So how do we see Jesus through everything that is going on in our daily lives? Where is Jesus in the midst of our turmoil and pain? If the tomb is empty, where – like the question of Cleopas and his friend – is Jesus? He’s right beside us only we don’t always recognize Him either. We too are lost in our own conversations, and inner dialogues that we can’t see who it is talking to us.  We can’t hear God speaking to us because we don’t always want to hear what God is saying. We want God to make life easier even though God never promised us that life would be easy. What God has promised is that God will always be with us. And God is faithful to those promises.

There are many ways in which God comes to us and most often it’s through other people. Jesus comes to us on our journeys as well. We don’t have to go crazy looking for Him, He is right here with us. So often when I find myself feeling lost or alone Jesus walks up next to me by an unexpected phone call from a friend. Sometimes it’s an email, or a card in the mail, or a cashier at the store who is particularly helpful, or a smile from a stranger. Who knows how much gospel is exchanged between smiles. And sometimes it’s in the beauty of a song, or a poem, or laugher, or the open arms of a hug when there’s nothing words can say. God uses the ordinary to reveal the Divine.

The two on the road to Emmaus that day recognized Jesus in the breaking of the bread and that’s where we can find Him too. He is most present in the breaking of the bread. We come on Sunday mornings not to remember the Lord’s Supper, but to participate in it. Communion is not just ordinary bread and wine. It is significant. It is the true presence of Jesus Christ who suffered and died and rose for each one of us. When we hear the words The Body of Christ given for you and the Blood of Christ shed for you, they aren’t just words. Jesus is here, hidden in the ordinary things, yet visible through the eyes of faith.  Jesus is alive.

I’ll never forget one Sunday when a couple and their young son who were originally from India came to our church and when it was time for Communion they walked up to the front with no shoes. The next few Sundays I continued to pay attention and every time before they went up for Communion they took off their shoes. I was moved, because like Moses when he encountered God in the burning bush, they were acknowledging that this was Holy Ground. They recognized that Jesus was truly present in the bread and the wine. And every time we receive the bread and wine in Communion we are in the presence of the living God. Are our hearts not on fire too?

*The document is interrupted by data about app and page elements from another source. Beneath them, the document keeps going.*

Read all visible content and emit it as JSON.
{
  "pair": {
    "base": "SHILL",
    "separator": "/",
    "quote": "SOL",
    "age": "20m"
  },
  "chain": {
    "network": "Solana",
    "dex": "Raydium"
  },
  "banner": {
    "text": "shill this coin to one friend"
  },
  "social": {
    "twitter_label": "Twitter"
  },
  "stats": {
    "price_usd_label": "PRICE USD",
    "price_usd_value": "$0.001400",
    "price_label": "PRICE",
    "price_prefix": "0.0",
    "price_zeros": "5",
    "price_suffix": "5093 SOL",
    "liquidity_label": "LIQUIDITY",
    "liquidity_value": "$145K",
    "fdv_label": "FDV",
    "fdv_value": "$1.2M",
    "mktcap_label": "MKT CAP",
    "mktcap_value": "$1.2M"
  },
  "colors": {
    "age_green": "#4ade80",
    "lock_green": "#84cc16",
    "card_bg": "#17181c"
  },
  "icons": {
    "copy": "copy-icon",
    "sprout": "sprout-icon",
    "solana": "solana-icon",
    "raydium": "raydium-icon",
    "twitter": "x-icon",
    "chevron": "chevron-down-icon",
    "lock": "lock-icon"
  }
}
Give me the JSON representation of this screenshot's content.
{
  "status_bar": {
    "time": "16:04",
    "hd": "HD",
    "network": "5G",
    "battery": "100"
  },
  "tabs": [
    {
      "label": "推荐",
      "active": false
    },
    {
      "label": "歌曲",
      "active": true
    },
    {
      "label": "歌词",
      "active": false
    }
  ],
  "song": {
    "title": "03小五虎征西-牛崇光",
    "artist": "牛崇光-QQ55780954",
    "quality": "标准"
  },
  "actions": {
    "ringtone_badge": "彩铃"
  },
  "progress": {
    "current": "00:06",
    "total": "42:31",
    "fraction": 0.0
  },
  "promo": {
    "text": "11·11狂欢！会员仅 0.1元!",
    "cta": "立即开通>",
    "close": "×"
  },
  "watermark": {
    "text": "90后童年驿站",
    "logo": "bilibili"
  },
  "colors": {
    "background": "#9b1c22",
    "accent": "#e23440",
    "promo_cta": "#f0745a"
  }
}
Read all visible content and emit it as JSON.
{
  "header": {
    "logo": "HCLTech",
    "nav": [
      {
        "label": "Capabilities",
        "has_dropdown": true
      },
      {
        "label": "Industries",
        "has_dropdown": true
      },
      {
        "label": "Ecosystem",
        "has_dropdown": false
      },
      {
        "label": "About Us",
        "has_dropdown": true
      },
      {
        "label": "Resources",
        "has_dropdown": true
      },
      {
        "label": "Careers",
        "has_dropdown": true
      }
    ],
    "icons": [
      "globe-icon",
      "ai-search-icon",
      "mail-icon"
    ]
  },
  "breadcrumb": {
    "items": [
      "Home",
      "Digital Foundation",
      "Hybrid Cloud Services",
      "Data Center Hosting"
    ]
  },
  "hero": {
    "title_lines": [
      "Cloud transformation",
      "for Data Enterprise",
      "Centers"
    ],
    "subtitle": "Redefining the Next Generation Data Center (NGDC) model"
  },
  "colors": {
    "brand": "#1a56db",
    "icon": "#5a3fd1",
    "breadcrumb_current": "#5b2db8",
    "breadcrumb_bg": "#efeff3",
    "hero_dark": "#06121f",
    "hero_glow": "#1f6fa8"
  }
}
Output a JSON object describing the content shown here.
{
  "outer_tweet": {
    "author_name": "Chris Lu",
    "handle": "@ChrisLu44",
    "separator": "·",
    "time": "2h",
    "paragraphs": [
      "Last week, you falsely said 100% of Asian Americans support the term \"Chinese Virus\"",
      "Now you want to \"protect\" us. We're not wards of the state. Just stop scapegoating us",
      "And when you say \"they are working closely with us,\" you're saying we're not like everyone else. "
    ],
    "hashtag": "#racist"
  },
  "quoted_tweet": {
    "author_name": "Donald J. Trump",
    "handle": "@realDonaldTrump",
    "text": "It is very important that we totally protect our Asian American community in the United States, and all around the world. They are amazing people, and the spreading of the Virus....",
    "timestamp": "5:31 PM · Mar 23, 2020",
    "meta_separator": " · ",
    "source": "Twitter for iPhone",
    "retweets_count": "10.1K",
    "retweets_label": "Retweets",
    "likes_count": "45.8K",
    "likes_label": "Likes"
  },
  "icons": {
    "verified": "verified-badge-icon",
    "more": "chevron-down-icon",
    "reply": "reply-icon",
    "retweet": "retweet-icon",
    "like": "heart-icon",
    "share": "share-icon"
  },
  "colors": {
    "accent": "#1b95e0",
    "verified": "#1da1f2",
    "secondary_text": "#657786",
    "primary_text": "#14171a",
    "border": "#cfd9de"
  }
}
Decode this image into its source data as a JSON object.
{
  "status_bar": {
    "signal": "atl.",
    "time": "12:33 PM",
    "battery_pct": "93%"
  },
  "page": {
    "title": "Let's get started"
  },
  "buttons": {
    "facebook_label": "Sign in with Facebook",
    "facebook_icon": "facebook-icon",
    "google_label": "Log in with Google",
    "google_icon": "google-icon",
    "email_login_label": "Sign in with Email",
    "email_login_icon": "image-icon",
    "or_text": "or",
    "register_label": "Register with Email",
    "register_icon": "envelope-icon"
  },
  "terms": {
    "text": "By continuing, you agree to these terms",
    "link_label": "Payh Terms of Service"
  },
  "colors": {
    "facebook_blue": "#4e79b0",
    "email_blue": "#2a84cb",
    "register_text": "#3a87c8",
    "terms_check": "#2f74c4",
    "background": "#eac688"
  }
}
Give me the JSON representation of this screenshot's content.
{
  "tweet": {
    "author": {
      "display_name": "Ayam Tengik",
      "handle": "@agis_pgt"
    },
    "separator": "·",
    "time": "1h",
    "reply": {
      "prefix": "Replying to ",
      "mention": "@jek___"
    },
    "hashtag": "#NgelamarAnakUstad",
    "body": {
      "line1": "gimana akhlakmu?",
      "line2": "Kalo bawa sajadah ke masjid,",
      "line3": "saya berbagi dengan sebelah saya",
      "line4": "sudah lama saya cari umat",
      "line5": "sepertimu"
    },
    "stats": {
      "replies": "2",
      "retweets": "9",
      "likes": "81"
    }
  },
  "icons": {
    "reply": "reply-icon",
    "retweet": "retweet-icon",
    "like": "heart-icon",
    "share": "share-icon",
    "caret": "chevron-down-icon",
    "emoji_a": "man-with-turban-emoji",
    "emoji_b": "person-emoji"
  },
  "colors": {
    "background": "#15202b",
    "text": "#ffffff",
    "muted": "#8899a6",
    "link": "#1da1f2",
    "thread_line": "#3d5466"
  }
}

We don’t have to look for Jesus; Jesus comes to us. And because His Spirit dwells within us we can be that comfort to one another. We can be Christ for others. No one has to walk the difficult roads of life alone. Reach out and pray for one another. Share a word of hope and comfort. Step out of your comfort zone and get to know someone who is different from you and show them the love of Christ.  Share Christ’s hope and peace with them.  Forgive one another and pray that your enemies will become friends. Turn around. Do you see Jesus? He’s right here. Amen.